Mar. 3, 2016
Former Port Allegany High School standout Nick Conway soared to new heights at the recent Northeast Conference Indoor Track and Field Championships, winning the NEC high jump title with a new personal best of 2.02 meters (6 feet, 7.5 inches) on Feb. 19 at Staten Island, N.Y.
The Saint Francis University junior needed every centimeter of that leap to claim the gold, after he and top seed Dashawn Putman (Central Connecticut State) had both cleared 2.01m (6′ 7″) to force a tiebreaker.
“It was a whirlwind of thoughts when they announced I had to compete in the jump-off,” Conway wrote in a message to the Reporter Argus. “They previously had told me I won….then recalculated and determined the jump-off had to happen. Initially I was not too excited. I was coming off of a groin strain that removed me from practice for 1.5 weeks leading up to the championship meet, on top of me not jumping in practice — maybe three times in practice all year. So I was the clear-cut underdog against the number one seed.
“But that is where the beauty of sports set in. To be a true champion you have to rise to the occasion.”
At least one person at the Ocean Breeze Track & Field Athletic Complex already had a good feeling about the outcome, though — Port assistant coach Hunter Conway, watching from the stands with his wife, Tammy.
“My father has been my coach since I started track. Things don’t change when he comes to my competitions; I still glance up to get his feedback on how to alter my approach after each jump,” Nick wrote. “It’s funny because my father always calls me and gives me a little pre-meet info on my competition, and he said I would win the high jump earlier this week. But I figured he just had high hopes, considering I hadn’t even practiced.”
“I knew he stood a good chance, and he was motivated,” Hunter said. “So it was a perfect storm, so to speak.”
Conway was one of four jumpers to succeed at 2.01m, including two of his Red Flash teammates, but he and Putman did so in the fewest attempts to move on to the tiebreaker. With the bar reset at 2.04m (6′ 8.25”), both missed on their first try.
“I was slightly defeated at that point,” Nick wrote, “but looking to the stands I could see just how excited my father was at this opportunity. Feeding off my dad’s energy, I altered my approach slightly.”
Accelerating toward his target, he launched himself into the air, and then …
“When I jumped, I swear my eyes were closed,” he wrote. “The stands erupted with cheers and I realized I made it. After celebrating, I jogged to the opposite end of the track and prayed the three-hour competition would go no further.”
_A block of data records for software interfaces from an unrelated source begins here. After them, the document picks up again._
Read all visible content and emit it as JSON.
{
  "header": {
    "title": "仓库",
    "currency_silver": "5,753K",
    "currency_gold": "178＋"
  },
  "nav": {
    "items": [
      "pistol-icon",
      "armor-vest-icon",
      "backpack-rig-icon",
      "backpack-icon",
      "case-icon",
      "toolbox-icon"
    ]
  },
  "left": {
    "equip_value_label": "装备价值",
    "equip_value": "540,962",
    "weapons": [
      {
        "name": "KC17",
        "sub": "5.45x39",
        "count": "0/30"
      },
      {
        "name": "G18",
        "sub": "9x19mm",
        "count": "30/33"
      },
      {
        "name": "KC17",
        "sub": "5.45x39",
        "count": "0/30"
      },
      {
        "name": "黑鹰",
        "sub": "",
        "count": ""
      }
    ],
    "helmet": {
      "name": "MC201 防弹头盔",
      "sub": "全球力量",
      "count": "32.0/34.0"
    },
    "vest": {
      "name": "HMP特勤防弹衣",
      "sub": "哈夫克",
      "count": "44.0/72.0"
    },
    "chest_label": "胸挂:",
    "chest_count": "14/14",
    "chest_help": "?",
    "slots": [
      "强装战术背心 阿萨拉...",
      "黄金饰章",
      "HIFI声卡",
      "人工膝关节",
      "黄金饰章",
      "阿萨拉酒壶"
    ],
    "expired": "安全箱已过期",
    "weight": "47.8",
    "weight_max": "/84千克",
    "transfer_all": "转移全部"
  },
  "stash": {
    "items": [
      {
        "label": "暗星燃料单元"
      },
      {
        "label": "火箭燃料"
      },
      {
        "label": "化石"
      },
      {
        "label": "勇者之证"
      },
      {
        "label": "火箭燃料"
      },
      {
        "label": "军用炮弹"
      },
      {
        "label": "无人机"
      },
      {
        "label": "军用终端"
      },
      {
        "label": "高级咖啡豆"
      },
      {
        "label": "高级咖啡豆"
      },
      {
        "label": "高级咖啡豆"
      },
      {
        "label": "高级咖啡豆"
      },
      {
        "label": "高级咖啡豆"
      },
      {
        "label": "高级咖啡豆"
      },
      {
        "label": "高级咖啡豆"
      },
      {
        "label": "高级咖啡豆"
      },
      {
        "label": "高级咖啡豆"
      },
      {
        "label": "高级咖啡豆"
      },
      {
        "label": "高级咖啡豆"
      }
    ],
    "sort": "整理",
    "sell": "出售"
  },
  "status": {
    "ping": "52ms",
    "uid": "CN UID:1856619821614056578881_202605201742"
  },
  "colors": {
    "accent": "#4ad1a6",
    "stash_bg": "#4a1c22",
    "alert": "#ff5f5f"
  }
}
Of course, there was at least one more jump left, with Putman getting a chance to match Conway’s height and send the competition to another round.
“I did not watch (Putman) jump,” Nick wrote. “I simply listened to the crowd.”
Once again, their reaction told him all he needed to know.
“It was a surreal feeling to win,” he concluded. “I felt my parents’ trips to all my meets were rewarded with this underdog win. Above all, it’s a blessing to be able to compete on this stage and have my parents right there watching.”
The conference title was the second for Conway, who won the 60-meter hurdles at last season’s indoor championships. He placed fifth this year, turning in a time of 8.24 seconds to qualify in that event as well as the high jump for this weekend’s IC4A/ECAC Championships at Boston University.